+++ RECORDED INFORMATION

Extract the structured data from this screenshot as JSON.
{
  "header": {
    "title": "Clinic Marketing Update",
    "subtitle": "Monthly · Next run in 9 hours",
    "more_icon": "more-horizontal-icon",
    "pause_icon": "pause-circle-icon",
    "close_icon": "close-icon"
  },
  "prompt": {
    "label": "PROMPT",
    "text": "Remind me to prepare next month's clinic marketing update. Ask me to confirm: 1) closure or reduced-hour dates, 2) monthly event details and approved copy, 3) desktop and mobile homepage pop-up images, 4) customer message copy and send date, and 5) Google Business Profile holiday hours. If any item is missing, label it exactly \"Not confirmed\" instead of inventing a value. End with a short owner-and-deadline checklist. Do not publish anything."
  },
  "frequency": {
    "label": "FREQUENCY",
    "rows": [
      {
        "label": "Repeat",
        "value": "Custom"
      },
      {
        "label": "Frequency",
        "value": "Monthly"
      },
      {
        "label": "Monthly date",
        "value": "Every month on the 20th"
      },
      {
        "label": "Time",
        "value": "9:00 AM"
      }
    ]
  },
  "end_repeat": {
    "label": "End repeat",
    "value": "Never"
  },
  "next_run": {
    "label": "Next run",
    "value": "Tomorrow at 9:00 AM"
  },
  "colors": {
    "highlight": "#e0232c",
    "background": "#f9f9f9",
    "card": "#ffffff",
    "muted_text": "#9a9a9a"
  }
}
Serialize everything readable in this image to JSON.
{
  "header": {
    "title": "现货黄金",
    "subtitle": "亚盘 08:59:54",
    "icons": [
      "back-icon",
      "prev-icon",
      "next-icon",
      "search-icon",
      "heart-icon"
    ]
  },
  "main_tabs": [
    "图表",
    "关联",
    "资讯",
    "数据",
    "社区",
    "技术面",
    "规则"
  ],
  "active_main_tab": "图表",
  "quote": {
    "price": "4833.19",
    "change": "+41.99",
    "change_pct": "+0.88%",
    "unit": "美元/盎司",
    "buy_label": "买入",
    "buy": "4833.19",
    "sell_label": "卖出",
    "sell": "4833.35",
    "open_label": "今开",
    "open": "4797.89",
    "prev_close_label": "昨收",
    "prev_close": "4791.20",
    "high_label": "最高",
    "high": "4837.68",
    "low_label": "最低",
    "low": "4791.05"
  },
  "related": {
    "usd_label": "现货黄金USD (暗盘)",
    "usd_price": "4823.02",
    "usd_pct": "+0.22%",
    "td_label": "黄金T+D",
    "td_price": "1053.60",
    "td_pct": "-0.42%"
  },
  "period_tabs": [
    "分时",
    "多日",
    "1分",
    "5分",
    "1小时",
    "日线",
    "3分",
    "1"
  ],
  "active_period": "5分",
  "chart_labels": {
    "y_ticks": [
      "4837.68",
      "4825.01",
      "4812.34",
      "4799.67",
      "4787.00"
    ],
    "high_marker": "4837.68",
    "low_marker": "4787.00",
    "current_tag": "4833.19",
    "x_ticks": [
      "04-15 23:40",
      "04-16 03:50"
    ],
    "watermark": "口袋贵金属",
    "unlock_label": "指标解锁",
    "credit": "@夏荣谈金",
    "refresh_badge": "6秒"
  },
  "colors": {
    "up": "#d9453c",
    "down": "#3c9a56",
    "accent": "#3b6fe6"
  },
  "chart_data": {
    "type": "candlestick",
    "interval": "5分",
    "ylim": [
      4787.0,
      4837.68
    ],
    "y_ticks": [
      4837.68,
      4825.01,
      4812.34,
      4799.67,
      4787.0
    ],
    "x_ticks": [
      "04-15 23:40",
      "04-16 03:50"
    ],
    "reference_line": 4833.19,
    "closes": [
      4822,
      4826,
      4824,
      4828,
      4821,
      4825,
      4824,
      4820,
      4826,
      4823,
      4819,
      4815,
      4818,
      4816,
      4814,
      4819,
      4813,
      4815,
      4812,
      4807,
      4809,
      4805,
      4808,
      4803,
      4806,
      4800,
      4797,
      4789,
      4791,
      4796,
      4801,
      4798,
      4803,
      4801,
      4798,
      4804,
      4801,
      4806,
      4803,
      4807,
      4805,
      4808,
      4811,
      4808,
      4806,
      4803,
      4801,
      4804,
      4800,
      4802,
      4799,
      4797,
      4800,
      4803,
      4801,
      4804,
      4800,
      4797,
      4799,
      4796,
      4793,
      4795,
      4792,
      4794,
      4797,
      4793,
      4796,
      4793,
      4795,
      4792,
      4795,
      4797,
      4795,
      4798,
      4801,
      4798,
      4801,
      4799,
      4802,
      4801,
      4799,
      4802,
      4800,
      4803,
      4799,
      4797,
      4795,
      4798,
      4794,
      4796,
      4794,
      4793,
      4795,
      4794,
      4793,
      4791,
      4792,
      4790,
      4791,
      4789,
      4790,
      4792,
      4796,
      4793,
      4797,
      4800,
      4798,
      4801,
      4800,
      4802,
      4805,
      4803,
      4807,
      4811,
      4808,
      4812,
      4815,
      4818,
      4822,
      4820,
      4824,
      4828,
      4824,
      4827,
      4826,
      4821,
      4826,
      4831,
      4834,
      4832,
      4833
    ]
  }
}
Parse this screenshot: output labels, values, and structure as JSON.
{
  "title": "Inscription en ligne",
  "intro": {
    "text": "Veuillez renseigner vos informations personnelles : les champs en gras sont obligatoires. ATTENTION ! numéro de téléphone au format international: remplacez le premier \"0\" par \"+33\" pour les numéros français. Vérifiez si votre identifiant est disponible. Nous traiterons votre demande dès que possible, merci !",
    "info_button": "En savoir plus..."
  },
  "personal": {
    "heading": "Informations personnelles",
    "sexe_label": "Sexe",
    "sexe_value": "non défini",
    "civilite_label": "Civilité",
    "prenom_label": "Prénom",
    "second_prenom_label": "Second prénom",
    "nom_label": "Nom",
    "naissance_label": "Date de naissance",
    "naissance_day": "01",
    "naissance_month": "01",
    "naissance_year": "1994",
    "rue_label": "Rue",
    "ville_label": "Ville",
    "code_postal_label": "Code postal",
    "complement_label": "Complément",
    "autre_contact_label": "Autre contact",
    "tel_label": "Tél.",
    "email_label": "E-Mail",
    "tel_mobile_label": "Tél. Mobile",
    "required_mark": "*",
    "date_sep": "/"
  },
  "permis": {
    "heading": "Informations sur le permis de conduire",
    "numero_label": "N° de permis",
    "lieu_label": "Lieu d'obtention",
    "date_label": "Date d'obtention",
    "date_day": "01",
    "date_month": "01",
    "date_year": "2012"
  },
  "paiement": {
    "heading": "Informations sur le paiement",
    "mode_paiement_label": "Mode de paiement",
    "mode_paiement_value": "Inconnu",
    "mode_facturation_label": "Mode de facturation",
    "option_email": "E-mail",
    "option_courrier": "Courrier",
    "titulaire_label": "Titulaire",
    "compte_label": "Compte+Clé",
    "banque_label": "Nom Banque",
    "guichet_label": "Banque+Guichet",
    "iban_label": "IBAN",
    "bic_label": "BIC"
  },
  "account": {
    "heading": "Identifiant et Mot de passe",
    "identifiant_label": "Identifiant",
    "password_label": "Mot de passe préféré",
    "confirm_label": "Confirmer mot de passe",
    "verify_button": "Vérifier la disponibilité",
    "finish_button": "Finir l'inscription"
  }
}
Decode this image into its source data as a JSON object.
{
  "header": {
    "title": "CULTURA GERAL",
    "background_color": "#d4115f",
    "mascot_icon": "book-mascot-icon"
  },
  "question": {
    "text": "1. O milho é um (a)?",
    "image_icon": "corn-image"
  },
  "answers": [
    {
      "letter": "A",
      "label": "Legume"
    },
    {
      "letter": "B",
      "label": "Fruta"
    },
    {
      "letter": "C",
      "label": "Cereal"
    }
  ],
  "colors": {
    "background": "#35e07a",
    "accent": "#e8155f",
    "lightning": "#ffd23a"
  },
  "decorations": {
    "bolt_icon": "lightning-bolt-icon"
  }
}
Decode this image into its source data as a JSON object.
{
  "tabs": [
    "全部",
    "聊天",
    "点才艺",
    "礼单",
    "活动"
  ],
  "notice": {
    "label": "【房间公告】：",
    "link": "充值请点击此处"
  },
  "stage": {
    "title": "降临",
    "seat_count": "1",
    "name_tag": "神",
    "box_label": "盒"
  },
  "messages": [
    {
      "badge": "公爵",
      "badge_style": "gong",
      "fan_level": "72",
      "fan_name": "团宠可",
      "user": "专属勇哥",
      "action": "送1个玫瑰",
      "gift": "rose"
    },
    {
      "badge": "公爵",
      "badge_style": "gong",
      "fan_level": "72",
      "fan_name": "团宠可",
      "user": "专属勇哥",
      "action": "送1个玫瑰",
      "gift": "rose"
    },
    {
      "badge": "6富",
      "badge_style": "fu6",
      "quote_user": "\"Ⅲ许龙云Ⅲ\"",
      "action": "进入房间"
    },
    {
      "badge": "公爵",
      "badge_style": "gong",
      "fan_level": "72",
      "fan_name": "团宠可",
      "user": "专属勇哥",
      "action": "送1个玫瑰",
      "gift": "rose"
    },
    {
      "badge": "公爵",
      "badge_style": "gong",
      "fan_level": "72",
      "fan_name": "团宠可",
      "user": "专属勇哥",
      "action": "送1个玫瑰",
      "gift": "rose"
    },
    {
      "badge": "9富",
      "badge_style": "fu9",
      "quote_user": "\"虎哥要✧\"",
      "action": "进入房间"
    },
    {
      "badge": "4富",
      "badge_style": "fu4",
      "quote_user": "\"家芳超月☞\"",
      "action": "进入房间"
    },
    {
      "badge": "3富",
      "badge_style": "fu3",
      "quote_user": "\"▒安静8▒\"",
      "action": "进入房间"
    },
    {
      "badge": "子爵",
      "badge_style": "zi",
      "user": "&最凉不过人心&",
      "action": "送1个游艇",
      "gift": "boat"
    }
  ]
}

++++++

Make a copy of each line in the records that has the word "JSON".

ANSWER FOR THE TASK:
Extract the structured data from this screenshot as JSON.
Serialize everything readable in this image to JSON.
Parse this screenshot: output labels, values, and structure as JSON.
Decode this image into its source data as a JSON object.
Decode this image into its source data as a JSON object.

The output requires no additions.